Toward the end of the article this quote has caused me to ponder a few times…
“Perfection closes off the process,” Mr. Jarvis said. “It makes you deaf. Google purposefully puts out imperfect and unfinished products and says: ‘Help us finish them. What do you think of them?’ ”
It is pretty representative of a significant change in providing technology. The willingness to take something less than perfect (because it is free) and work with it through various beta releases. Or more so waiting for the “beta version” to be released as that will be a stable release. It wasn’t so long ago that beta wasn’t good enough for anyone beyond the true technology geek but these days it is different.
In addition to this thought, I reflected on how I led the roll out of Web Help Desk (or do any project for that matter). I spent enough time figuring it out behind the scenes to work out the required processes and to know it well enough to say this will work, then spin it through wider and wider circles refining the basic processes and and making sure that additional required functions are ironed out, then we start using it. As we use it we refine it asking for feedback and taking risks to figure out what we didn’t know (or think about) and use the users to help shape the technology.
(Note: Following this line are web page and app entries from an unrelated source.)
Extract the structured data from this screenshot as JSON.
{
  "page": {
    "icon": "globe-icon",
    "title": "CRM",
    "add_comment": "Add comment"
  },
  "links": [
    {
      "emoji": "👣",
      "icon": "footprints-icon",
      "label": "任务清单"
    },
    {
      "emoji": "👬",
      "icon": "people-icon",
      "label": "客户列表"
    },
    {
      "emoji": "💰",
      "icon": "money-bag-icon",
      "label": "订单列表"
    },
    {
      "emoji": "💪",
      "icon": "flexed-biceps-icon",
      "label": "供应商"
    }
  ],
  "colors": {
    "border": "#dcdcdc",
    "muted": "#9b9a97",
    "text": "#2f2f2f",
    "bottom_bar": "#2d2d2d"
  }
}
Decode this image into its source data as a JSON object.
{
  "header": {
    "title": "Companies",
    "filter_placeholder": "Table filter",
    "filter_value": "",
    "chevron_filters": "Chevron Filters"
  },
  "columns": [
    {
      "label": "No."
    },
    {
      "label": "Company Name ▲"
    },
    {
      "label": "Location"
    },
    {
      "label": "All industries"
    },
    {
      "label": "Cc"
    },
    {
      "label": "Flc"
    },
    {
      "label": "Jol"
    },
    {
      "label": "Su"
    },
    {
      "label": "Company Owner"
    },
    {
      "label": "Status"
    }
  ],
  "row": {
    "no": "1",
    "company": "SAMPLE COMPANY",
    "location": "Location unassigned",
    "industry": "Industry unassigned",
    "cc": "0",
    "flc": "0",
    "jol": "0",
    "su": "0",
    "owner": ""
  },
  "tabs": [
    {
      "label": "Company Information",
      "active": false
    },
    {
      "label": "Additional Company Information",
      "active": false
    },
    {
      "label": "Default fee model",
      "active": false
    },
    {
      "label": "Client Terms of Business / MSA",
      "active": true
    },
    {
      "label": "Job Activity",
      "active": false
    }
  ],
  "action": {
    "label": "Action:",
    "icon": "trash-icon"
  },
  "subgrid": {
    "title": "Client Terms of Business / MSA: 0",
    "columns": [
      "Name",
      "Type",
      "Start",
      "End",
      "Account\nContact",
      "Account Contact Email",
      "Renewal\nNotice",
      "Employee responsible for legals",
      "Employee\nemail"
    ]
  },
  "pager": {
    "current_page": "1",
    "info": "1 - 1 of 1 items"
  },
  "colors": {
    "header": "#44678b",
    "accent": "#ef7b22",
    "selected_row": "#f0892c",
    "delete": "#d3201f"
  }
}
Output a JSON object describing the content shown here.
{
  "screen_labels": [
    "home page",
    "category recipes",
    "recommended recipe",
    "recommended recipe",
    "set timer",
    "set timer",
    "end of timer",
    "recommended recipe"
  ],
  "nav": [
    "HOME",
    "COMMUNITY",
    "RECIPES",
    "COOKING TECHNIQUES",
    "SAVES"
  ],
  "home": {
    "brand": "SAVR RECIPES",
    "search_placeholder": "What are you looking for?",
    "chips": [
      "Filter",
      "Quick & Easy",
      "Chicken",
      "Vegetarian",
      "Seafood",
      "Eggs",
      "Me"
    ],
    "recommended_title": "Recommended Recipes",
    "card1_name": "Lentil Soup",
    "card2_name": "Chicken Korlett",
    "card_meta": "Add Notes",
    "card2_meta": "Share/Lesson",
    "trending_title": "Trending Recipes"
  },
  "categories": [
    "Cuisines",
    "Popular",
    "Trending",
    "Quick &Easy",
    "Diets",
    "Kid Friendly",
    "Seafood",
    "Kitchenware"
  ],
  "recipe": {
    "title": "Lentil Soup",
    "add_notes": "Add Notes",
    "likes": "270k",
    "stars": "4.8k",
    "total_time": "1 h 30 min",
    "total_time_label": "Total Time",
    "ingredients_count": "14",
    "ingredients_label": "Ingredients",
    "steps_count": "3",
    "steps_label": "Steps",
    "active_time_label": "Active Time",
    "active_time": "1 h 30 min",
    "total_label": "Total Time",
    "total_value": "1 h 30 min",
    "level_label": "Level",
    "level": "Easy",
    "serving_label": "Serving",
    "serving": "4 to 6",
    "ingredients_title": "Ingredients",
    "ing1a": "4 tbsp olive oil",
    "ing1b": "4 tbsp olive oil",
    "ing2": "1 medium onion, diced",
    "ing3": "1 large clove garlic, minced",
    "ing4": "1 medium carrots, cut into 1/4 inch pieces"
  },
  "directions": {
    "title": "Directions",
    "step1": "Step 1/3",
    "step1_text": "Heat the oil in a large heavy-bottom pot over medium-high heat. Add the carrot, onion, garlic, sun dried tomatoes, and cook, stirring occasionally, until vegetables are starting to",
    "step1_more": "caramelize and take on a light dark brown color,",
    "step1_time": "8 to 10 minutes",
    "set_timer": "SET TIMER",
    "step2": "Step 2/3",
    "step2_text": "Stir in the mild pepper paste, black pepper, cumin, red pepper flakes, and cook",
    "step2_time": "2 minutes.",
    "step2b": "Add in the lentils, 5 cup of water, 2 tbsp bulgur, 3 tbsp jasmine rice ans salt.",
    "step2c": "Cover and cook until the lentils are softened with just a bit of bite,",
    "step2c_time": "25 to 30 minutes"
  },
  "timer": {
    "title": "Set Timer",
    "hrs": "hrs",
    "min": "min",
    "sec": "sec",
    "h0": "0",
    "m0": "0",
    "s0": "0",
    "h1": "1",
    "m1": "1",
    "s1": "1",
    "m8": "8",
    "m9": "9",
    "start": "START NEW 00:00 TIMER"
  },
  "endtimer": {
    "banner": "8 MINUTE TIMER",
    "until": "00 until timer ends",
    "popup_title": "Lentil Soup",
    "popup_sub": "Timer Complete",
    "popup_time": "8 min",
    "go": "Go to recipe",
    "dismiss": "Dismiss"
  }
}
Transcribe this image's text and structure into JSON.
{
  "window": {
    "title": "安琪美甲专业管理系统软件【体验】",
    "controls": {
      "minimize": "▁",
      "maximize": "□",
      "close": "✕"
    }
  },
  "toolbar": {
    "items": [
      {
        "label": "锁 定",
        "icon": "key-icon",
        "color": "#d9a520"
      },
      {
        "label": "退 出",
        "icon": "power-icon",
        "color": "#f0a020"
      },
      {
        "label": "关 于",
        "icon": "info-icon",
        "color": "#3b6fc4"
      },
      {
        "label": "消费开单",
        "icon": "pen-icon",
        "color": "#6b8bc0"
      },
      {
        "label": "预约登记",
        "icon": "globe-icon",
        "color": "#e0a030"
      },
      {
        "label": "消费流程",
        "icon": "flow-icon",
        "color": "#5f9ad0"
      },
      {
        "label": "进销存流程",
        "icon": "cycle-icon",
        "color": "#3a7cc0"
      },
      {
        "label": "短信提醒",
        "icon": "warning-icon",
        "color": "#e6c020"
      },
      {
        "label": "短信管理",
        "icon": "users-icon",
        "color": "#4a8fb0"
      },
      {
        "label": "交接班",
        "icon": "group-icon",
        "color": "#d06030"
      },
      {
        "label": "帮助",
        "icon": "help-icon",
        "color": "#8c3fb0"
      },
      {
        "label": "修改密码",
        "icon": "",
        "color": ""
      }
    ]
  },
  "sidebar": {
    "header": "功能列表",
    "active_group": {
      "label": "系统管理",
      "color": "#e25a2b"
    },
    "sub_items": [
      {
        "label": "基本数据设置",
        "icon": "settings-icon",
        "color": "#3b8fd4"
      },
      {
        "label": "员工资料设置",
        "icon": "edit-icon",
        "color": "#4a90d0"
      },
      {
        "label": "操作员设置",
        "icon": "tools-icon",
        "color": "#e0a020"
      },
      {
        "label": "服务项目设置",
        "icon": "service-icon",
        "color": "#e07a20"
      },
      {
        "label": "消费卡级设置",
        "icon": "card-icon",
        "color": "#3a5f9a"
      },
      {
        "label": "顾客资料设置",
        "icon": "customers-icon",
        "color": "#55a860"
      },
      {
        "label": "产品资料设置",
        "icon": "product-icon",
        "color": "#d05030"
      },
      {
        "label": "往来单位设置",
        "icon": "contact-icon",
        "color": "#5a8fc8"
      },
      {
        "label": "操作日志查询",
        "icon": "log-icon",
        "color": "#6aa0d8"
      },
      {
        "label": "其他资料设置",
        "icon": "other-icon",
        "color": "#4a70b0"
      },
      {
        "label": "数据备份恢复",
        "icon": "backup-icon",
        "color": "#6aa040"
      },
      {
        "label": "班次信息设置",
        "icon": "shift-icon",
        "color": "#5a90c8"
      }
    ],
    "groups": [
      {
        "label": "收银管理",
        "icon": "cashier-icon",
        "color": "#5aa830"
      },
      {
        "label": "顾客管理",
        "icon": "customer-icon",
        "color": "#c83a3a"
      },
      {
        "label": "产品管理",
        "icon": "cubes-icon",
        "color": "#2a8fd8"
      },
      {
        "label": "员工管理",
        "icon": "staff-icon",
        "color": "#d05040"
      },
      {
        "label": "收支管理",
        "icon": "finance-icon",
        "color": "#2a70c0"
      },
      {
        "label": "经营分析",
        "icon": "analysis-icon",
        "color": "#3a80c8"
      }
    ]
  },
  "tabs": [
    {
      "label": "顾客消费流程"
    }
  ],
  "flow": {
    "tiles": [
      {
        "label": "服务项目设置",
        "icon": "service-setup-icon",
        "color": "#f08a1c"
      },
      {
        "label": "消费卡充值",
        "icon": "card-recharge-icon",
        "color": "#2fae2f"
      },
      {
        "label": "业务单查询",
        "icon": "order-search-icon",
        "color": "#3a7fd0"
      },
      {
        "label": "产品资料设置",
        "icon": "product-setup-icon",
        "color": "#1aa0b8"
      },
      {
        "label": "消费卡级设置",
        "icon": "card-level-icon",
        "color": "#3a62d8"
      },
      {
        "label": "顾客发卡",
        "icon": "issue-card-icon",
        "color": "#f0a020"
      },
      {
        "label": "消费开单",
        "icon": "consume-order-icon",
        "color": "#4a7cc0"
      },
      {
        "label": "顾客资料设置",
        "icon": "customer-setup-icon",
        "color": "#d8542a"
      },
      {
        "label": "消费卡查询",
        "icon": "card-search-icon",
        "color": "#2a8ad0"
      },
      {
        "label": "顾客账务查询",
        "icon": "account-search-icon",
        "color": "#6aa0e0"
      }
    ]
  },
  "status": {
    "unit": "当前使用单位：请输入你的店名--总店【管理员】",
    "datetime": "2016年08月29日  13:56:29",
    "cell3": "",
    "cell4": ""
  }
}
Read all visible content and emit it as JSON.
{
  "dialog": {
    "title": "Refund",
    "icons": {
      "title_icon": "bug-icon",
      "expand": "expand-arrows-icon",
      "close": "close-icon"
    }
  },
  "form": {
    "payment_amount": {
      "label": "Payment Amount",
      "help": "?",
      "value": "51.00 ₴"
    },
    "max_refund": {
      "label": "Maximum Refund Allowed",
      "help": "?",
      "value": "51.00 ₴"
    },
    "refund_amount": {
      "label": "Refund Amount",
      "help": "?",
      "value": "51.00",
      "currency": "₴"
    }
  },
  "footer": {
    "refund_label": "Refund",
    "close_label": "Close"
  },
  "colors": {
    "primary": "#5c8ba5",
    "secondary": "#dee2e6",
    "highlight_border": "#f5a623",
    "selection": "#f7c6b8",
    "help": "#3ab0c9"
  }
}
I am not sure if this makes me user centric or if I just work at things until they are successful. I wonder what it would take for me to pull the plug on a project?